== Segment start ==
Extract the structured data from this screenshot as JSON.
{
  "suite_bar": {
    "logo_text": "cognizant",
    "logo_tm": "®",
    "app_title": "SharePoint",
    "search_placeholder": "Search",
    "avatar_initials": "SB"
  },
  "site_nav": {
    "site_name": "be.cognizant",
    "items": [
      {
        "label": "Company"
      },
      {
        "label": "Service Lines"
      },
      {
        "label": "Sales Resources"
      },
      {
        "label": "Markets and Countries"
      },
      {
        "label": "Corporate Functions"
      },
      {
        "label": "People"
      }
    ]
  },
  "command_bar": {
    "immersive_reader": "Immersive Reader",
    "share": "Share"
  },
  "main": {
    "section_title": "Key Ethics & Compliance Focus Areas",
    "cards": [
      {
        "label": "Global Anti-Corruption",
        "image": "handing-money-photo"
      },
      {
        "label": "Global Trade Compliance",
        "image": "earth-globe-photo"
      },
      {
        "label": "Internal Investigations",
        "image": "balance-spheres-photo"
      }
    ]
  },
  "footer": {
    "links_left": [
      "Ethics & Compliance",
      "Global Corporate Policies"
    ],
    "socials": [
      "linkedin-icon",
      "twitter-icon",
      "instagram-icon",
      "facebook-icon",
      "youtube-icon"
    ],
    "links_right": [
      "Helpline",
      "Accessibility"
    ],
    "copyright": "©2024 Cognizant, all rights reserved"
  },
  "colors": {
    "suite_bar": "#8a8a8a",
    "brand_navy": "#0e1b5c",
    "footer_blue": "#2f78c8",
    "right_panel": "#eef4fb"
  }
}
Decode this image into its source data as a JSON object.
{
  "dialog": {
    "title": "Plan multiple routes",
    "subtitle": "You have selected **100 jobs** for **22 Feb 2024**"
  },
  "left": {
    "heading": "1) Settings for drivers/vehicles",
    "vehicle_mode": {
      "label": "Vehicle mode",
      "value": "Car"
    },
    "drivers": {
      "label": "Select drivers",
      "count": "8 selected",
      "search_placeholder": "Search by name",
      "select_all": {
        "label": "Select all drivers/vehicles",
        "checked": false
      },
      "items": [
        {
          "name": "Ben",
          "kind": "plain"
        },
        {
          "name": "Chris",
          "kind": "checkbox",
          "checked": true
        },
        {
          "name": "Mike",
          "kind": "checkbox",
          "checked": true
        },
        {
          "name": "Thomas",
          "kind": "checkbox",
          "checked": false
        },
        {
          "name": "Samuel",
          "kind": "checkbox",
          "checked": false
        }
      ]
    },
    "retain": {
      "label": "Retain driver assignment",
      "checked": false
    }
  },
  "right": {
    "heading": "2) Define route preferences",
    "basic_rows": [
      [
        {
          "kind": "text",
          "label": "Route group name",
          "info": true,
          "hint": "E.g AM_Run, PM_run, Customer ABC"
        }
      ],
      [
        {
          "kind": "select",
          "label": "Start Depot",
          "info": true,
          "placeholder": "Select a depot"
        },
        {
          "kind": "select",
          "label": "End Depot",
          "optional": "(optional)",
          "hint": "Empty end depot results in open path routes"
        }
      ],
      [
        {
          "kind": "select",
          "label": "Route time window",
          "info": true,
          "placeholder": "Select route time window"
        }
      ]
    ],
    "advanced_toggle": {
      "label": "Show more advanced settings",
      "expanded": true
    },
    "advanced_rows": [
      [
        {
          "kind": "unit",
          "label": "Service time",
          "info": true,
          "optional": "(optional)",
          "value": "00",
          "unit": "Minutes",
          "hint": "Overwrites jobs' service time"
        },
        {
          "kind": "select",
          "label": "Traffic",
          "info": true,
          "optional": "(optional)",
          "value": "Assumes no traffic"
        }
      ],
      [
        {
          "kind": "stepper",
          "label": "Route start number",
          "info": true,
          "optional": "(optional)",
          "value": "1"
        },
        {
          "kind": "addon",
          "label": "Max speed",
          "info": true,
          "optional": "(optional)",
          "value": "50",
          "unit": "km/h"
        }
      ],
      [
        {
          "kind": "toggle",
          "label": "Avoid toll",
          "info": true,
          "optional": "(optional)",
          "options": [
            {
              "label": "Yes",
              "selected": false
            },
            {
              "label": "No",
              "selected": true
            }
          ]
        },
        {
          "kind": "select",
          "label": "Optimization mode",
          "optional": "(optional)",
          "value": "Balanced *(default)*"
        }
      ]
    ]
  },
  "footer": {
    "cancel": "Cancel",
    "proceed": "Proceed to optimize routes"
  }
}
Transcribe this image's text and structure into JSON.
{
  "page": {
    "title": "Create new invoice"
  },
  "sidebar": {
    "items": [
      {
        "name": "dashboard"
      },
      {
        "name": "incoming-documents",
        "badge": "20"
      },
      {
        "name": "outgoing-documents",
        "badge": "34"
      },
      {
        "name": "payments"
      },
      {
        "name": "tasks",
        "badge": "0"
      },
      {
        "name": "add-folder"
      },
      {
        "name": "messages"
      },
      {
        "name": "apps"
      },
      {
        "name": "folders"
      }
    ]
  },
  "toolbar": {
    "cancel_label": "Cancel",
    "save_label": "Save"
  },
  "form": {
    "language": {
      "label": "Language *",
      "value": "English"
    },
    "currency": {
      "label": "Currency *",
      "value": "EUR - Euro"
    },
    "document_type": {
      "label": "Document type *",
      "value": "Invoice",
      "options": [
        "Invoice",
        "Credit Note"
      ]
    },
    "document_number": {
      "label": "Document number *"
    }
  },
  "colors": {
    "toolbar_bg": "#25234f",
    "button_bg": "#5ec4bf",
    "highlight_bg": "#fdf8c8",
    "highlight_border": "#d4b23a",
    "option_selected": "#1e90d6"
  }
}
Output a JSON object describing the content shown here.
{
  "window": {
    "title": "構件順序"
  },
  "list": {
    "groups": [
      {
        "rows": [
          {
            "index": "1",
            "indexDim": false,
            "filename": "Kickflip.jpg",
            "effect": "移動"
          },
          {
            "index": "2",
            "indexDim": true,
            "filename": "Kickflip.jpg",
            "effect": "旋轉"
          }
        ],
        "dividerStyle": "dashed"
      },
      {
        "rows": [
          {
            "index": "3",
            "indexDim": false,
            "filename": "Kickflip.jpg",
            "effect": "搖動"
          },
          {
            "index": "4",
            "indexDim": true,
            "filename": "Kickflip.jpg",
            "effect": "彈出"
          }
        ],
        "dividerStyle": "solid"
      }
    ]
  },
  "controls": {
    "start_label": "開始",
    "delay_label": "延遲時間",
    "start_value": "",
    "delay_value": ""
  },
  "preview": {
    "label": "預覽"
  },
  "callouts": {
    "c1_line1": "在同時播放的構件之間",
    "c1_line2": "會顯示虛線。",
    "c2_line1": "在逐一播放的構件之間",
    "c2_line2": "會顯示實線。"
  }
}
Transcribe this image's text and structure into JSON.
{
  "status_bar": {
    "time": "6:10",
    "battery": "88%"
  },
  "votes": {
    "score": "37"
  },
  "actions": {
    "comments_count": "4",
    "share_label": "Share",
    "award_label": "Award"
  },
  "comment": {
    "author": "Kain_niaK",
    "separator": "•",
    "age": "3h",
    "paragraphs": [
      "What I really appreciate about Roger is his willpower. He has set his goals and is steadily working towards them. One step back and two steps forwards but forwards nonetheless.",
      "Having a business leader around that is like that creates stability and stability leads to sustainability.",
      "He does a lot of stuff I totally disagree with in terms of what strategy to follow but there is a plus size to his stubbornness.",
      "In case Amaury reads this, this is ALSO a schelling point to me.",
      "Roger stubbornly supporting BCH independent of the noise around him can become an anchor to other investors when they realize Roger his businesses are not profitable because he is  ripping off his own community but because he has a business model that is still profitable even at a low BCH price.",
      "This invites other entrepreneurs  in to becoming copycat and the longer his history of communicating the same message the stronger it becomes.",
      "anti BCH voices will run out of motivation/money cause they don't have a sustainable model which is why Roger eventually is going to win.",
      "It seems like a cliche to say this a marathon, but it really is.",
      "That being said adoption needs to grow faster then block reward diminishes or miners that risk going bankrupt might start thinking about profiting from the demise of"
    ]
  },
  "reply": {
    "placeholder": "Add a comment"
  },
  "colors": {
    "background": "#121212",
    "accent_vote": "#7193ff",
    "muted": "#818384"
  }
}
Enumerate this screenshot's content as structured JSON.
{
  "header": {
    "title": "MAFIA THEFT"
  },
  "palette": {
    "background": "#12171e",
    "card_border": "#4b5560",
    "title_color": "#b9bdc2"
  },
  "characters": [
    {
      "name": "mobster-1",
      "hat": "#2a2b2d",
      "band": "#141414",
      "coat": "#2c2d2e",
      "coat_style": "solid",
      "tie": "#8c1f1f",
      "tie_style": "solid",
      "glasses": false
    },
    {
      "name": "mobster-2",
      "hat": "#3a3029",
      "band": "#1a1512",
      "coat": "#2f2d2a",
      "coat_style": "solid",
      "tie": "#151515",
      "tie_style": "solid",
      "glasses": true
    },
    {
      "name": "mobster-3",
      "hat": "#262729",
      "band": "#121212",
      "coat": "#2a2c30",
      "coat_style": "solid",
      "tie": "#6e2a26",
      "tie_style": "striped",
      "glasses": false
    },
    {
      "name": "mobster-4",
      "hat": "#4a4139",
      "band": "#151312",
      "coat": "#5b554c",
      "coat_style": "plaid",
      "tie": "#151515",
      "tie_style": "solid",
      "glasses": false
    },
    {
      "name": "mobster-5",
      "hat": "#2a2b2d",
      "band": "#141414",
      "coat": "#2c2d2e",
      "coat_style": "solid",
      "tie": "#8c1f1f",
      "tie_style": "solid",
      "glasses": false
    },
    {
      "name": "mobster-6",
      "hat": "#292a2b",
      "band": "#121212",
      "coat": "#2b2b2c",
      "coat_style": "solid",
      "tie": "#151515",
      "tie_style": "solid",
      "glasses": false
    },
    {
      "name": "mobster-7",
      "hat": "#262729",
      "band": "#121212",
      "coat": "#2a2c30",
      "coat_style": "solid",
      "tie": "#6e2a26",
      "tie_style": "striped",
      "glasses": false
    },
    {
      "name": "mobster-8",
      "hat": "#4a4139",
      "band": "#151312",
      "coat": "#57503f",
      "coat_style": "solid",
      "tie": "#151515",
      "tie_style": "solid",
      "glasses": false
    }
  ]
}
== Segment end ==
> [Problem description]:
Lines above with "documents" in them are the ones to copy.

> [Response]:
        "name": "incoming-documents",
        "name": "outgoing-documents",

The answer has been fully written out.